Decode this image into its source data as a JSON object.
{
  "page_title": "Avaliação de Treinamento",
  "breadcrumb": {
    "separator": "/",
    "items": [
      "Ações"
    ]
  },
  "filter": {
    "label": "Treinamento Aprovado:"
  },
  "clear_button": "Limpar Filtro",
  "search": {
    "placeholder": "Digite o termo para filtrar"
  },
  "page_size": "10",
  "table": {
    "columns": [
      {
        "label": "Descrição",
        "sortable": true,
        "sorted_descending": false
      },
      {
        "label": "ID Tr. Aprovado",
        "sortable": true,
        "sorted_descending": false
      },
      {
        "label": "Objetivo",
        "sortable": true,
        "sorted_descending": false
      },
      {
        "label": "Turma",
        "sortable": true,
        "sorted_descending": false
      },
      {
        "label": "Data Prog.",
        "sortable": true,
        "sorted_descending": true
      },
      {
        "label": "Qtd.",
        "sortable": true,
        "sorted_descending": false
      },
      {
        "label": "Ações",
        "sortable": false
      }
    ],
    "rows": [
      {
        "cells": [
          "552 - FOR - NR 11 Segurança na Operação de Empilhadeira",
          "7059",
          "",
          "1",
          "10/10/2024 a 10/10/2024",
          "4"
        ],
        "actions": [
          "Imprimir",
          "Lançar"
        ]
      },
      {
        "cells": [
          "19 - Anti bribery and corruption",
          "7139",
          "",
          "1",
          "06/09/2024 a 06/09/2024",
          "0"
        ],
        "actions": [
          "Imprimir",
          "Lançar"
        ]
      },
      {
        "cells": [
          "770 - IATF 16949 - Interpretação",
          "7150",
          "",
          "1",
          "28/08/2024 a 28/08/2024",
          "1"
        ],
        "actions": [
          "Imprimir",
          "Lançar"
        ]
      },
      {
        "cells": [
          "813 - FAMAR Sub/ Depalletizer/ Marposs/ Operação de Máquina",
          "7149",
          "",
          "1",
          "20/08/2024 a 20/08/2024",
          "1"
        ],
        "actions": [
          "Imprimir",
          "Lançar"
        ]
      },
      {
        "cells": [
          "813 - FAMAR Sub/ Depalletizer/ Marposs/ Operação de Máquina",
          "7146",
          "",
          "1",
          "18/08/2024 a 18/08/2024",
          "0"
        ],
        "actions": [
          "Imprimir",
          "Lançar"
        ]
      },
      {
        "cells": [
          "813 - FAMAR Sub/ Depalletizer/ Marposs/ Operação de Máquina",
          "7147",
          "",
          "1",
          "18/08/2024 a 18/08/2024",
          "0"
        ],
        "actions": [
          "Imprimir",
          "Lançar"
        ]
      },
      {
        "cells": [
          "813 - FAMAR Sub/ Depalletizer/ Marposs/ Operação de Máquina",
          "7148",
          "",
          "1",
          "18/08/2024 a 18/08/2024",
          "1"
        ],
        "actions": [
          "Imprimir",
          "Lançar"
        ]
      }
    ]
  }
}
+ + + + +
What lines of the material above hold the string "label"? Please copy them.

    "label": "Treinamento Aprovado:"
        "label": "Descrição",
        "label": "ID Tr. Aprovado",
        "label": "Objetivo",
        "label": "Turma",
        "label": "Data Prog.",
        "label": "Qtd.",
        "label": "Ações",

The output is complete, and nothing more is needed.